Tech/Software, Travel

How virtual travel can revolutionize architectural design

virtual travel

While the discovery of virtual reality technology goes as far back as 1957, its popularity became explosive less than a decade ago due to technological advancements. VR technology has many applications in a range of industries due to its scope, including real estate, architecture and construction — and this shift is becoming apparent with virtual travel.

Not long ago when the coronavirus pandemic broke out, the tech became exceedingly popular in the travel world amongst travelers who were stuck at home due to COVID lockdowns but wanted to continue exploring the world from the comfort of their homes.

Today, the fields of building design and architecture are starting to see the potential benefits from this technology, essentially through what is termed as virtual tours. So how exactly has virtual travel revolutionized and inspired architectural design? In this piece, we shall cover a few pointers on how virtual travel can be used in design and architecture.

Adopting Virtual Travel in Design

virtual travel

Image Source: Compare the Market

Virtual travel is a hot topic these days. As seen in the image above from Compare the Market AU, the search interest in virtual travel skyrocketed massively in the early months of 2020. One could argue that most of the searches came from travel enthusiasts, but a good majority came from people interested in seeing how far the technology has progressed. Thanks to the recent advancements in the VR field, virtual travel tours can also be adopted as early as in the architectural design stage of the project.

Through these tours, architectural design professionals can effectively paint a clear picture in the minds of their clients compared to when using only traditional design approaches. Some pros and cons of doing this include the following:

The Pros

  • Property walkthroughs are possible before building: Using virtual tours, designers and architects can create a 3D representation or a design plan that offers a visually immersive experience to the client. Using VR equipment and tech, the client can take a virtual tour to determine if he or she envisions themselves owning or living in the property. Since the VR experience feels almost real, this approach has proven to be more effective compared to sketches and drawings or even videos.
  • More detail in the design: We cannot fail to admit that 2D drawings still hold significant weight in architectural design. However, virtual tour software helps you take the design to a whole new level. Users can build viewing tools that help the client to have a more comprehensive experience since VR technology allows more detail to be showcased. As long as the design is carefully created and the simulations are creatively done, it takes less effort to convince a client.
  • Additional tech elements: Lastly, creatively designed virtual tours can also include other elements of modern tech, including video, background audio, social media links, or website URLs. These can help take your game to another level as a building designer or architect.

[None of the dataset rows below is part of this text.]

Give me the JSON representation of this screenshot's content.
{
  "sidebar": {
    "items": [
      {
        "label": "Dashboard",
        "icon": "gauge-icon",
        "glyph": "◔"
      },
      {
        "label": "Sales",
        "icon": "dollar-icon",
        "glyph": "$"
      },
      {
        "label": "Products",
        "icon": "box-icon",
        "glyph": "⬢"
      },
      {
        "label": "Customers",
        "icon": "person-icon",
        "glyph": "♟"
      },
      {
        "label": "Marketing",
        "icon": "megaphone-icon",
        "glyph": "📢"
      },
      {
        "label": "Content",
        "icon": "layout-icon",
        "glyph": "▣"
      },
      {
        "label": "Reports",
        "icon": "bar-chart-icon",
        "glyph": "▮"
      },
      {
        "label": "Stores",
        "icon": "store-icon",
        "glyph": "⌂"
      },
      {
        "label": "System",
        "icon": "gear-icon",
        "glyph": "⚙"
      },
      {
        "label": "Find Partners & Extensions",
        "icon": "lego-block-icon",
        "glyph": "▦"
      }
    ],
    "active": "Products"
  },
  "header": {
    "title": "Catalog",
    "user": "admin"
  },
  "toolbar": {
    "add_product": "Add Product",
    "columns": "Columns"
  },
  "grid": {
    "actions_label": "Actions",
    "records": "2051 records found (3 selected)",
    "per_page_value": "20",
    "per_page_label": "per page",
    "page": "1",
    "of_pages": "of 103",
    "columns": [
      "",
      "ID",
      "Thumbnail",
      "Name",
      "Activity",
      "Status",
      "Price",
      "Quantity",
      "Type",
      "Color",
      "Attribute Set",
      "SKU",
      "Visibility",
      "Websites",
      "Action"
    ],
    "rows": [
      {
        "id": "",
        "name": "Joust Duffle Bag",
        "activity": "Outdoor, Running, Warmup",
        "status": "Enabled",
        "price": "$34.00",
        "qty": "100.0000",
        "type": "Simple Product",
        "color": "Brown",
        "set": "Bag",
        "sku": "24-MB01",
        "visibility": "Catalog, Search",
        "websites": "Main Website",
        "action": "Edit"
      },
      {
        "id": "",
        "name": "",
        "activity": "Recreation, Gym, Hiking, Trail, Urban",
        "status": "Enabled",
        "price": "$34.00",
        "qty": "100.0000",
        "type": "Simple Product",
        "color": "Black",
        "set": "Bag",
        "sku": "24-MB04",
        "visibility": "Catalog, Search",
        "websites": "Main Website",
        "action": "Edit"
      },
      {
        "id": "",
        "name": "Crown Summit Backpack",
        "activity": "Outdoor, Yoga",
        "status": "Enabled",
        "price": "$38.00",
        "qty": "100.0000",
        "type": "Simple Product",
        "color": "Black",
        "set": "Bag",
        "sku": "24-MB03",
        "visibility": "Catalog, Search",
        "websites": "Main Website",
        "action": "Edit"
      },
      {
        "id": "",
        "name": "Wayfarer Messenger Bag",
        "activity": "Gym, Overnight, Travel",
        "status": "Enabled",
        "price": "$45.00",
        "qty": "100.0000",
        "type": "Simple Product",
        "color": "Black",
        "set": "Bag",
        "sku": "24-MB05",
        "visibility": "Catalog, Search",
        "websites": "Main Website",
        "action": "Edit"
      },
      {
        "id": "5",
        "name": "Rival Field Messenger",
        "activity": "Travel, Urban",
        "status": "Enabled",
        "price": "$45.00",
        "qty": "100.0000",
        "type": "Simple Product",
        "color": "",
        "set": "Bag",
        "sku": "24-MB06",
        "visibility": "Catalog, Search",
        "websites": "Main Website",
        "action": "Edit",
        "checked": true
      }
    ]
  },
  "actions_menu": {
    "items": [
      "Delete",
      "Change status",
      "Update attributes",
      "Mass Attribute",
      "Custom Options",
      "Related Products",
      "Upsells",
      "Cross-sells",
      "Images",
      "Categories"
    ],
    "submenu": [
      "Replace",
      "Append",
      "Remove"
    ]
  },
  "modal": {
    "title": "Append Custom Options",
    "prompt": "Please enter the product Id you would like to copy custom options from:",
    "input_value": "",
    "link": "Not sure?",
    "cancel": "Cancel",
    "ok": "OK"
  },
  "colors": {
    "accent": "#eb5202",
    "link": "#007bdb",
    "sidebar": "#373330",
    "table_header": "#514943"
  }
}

Virtual tours also come with several drawbacks when used in architectural design. Some of these include:

  • You may have to go back to class to learn the new tech
  • Limited resources can stall your project
  • Creating VR simulations often takes time

Potential Job Opportunities in Virtual Travel

As with every new technology, several new job opportunities could arise from the increased use of virtual tours in architecture and building design. Companies that deal in these areas could have new job positions for people like:

  • Virtual simulation designers
  • Immersive reality modelers
  • Data scientists
  • Chief technology officers

To sum it up, immersive technology seems to be shaping the future of building design. Virtual tours are increasingly gaining popularity in the worlds of construction and real estate, and architectural design hasn’t been left out either. The rate at which it is being embraced makes it even more promising. In the near future, architecture and home design can easily become a DIY project.